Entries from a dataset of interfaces
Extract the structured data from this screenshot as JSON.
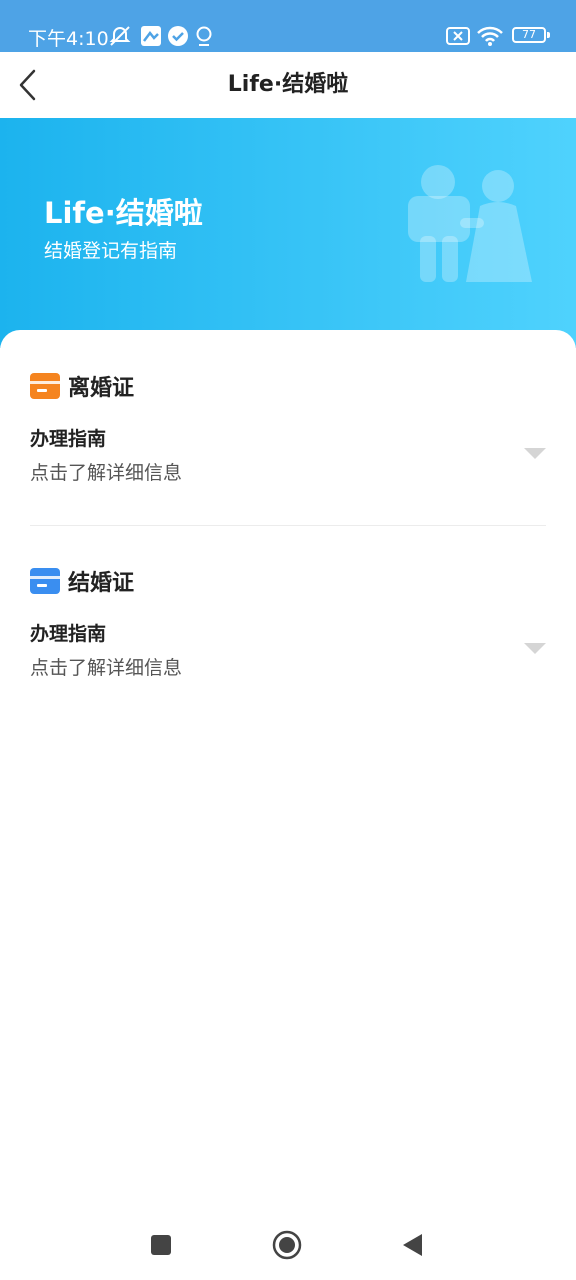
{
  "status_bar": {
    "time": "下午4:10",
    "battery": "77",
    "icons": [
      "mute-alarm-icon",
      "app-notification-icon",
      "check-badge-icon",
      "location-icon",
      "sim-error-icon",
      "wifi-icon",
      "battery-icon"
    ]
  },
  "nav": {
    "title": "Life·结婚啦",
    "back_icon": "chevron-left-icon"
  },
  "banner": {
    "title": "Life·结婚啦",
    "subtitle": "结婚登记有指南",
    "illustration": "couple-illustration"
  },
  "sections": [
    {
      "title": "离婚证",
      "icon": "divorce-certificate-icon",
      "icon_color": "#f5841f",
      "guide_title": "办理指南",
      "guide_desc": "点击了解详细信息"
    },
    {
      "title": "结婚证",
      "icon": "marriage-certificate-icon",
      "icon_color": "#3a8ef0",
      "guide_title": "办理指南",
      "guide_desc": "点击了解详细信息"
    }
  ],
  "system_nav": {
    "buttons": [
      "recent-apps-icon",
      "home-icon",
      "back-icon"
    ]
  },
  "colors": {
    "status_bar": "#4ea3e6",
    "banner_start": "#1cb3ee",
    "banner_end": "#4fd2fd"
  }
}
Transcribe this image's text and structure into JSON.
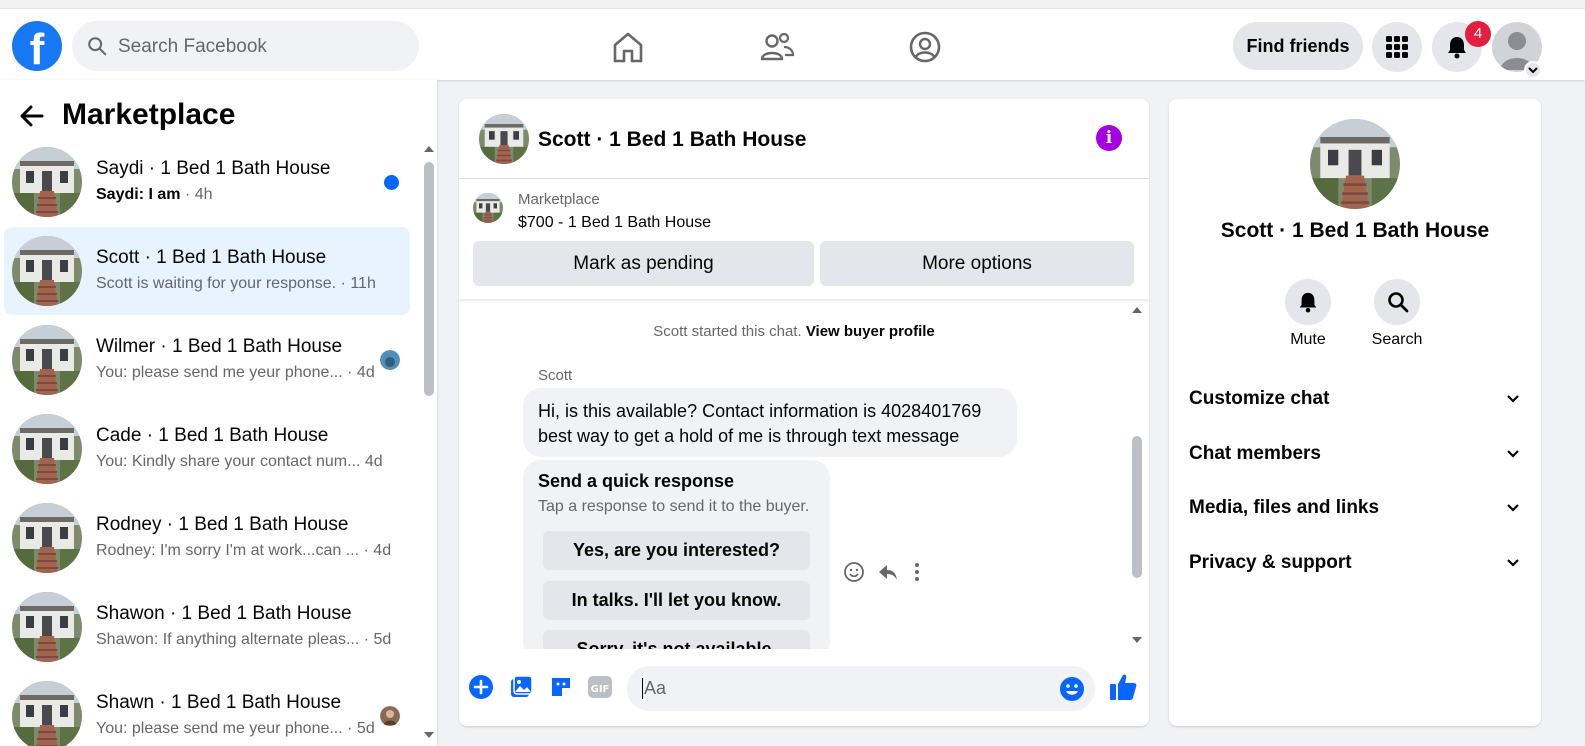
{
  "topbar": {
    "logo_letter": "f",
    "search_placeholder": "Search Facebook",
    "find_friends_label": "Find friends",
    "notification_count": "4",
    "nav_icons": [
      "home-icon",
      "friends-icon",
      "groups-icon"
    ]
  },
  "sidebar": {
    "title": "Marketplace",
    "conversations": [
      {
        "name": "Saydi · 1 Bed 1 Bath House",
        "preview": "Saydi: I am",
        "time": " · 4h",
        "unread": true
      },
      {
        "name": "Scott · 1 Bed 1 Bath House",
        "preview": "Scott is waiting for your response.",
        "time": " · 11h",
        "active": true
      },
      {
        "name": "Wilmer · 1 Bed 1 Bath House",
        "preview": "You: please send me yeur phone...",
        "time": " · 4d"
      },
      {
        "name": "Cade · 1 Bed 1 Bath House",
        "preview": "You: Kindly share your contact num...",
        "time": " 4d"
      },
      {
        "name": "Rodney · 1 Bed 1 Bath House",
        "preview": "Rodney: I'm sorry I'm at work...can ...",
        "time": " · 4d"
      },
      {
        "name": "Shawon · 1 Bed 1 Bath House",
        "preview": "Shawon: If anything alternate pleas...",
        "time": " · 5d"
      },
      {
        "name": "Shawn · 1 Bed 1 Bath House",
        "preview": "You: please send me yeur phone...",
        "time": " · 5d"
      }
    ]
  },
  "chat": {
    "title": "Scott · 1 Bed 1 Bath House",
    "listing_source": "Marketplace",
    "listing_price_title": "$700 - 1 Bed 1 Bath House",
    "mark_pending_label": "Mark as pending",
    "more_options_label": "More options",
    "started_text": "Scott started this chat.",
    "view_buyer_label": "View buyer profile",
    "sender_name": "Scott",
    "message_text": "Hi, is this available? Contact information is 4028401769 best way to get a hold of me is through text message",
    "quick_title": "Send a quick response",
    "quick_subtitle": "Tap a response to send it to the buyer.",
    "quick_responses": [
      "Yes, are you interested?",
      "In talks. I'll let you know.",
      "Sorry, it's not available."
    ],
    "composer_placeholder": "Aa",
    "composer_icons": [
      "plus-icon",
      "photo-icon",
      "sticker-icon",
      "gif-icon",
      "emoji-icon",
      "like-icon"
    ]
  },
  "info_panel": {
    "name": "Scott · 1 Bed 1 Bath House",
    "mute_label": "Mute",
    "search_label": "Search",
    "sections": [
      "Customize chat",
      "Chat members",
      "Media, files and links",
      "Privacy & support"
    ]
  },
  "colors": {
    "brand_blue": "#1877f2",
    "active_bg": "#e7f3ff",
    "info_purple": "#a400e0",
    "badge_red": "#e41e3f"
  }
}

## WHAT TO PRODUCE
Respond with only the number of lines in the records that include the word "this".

## SOLUTION BELOW
4